═════ MATERIAL FOR THE TASK
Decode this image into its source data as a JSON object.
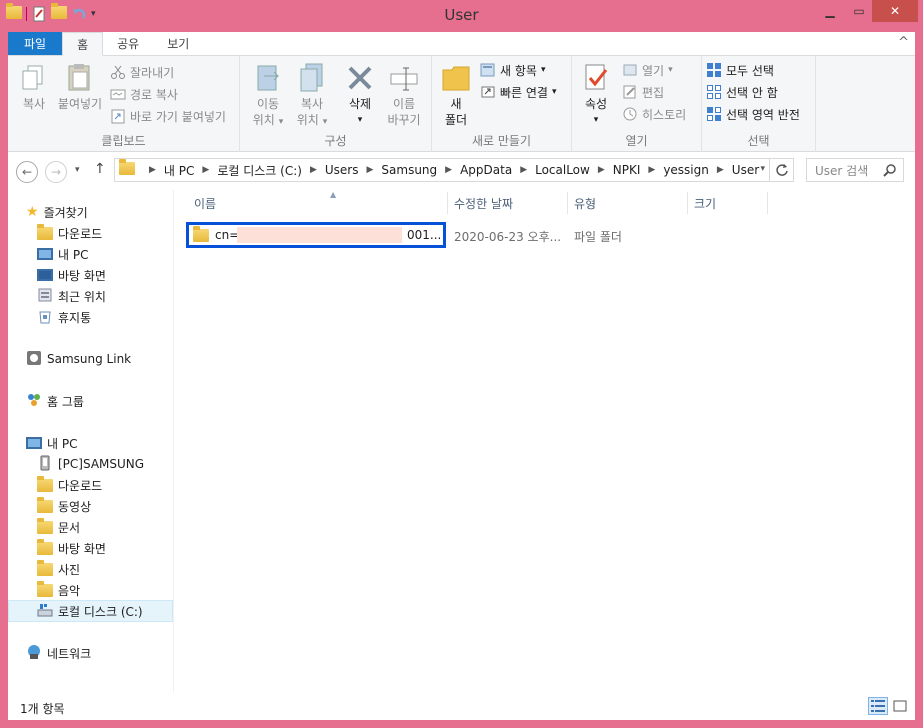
{
  "window": {
    "title": "User"
  },
  "ribbon_tabs": {
    "file": "파일",
    "home": "홈",
    "share": "공유",
    "view": "보기"
  },
  "ribbon": {
    "clipboard": {
      "label": "클립보드",
      "copy": "복사",
      "paste": "붙여넣기",
      "cut": "잘라내기",
      "copy_path": "경로 복사",
      "paste_shortcut": "바로 가기 붙여넣기"
    },
    "organize": {
      "label": "구성",
      "move_to_1": "이동",
      "move_to_2": "위치",
      "copy_to_1": "복사",
      "copy_to_2": "위치",
      "delete": "삭제",
      "rename_1": "이름",
      "rename_2": "바꾸기"
    },
    "new": {
      "label": "새로 만들기",
      "new_folder_1": "새",
      "new_folder_2": "폴더",
      "new_item": "새 항목",
      "easy_access": "빠른 연결"
    },
    "open": {
      "label": "열기",
      "properties": "속성",
      "open": "열기",
      "edit": "편집",
      "history": "히스토리"
    },
    "select": {
      "label": "선택",
      "select_all": "모두 선택",
      "select_none": "선택 안 함",
      "invert": "선택 영역 반전"
    }
  },
  "address": {
    "crumbs": [
      "내 PC",
      "로컬 디스크 (C:)",
      "Users",
      "Samsung",
      "AppData",
      "LocalLow",
      "NPKI",
      "yessign",
      "User"
    ],
    "search_placeholder": "User 검색"
  },
  "nav": {
    "favorites": "즐겨찾기",
    "downloads": "다운로드",
    "this_pc_fav": "내 PC",
    "desktop": "바탕 화면",
    "recent": "최근 위치",
    "recycle": "휴지통",
    "samsung_link": "Samsung Link",
    "homegroup": "홈 그룹",
    "this_pc": "내 PC",
    "pc_samsung": "[PC]SAMSUNG",
    "pc_downloads": "다운로드",
    "videos": "동영상",
    "documents": "문서",
    "pc_desktop": "바탕 화면",
    "pictures": "사진",
    "music": "음악",
    "local_disk": "로컬 디스크 (C:)",
    "network": "네트워크"
  },
  "columns": {
    "name": "이름",
    "date": "수정한 날짜",
    "type": "유형",
    "size": "크기"
  },
  "files": [
    {
      "name_prefix": "cn=",
      "name_suffix": "001...",
      "date": "2020-06-23 오후...",
      "type": "파일 폴더"
    }
  ],
  "status": {
    "count": "1개 항목"
  },
  "colors": {
    "frame": "#e66f8f",
    "file_tab": "#1979ca",
    "selection_border": "#0751d8",
    "redaction": "#fde1d8"
  }
}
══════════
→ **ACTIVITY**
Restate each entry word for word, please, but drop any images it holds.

→ **RESULT**
Decode this image into its source data as a JSON object.
{
  "window": {
    "title": "User"
  },
  "ribbon_tabs": {
    "file": "파일",
    "home": "홈",
    "share": "공유",
    "view": "보기"
  },
  "ribbon": {
    "clipboard": {
      "label": "클립보드",
      "copy": "복사",
      "paste": "붙여넣기",
      "cut": "잘라내기",
      "copy_path": "경로 복사",
      "paste_shortcut": "바로 가기 붙여넣기"
    },
    "organize": {
      "label": "구성",
      "move_to_1": "이동",
      "move_to_2": "위치",
      "copy_to_1": "복사",
      "copy_to_2": "위치",
      "delete": "삭제",
      "rename_1": "이름",
      "rename_2": "바꾸기"
    },
    "new": {
      "label": "새로 만들기",
      "new_folder_1": "새",
      "new_folder_2": "폴더",
      "new_item": "새 항목",
      "easy_access": "빠른 연결"
    },
    "open": {
      "label": "열기",
      "properties": "속성",
      "open": "열기",
      "edit": "편집",
      "history": "히스토리"
    },
    "select": {
      "label": "선택",
      "select_all": "모두 선택",
      "select_none": "선택 안 함",
      "invert": "선택 영역 반전"
    }
  },
  "address": {
    "crumbs": [
      "내 PC",
      "로컬 디스크 (C:)",
      "Users",
      "Samsung",
      "AppData",
      "LocalLow",
      "NPKI",
      "yessign",
      "User"
    ],
    "search_placeholder": "User 검색"
  },
  "nav": {
    "favorites": "즐겨찾기",
    "downloads": "다운로드",
    "this_pc_fav": "내 PC",
    "desktop": "바탕 화면",
    "recent": "최근 위치",
    "recycle": "휴지통",
    "samsung_link": "Samsung Link",
    "homegroup": "홈 그룹",
    "this_pc": "내 PC",
    "pc_samsung": "[PC]SAMSUNG",
    "pc_downloads": "다운로드",
    "videos": "동영상",
    "documents": "문서",
    "pc_desktop": "바탕 화면",
    "pictures": "사진",
    "music": "음악",
    "local_disk": "로컬 디스크 (C:)",
    "network": "네트워크"
  },
  "columns": {
    "name": "이름",
    "date": "수정한 날짜",
    "type": "유형",
    "size": "크기"
  },
  "files": [
    {
      "name_prefix": "cn=",
      "name_suffix": "001...",
      "date": "2020-06-23 오후...",
      "type": "파일 폴더"
    }
  ],
  "status": {
    "count": "1개 항목"
  },
  "colors": {
    "frame": "#e66f8f",
    "file_tab": "#1979ca",
    "selection_border": "#0751d8",
    "redaction": "#fde1d8"
  }
}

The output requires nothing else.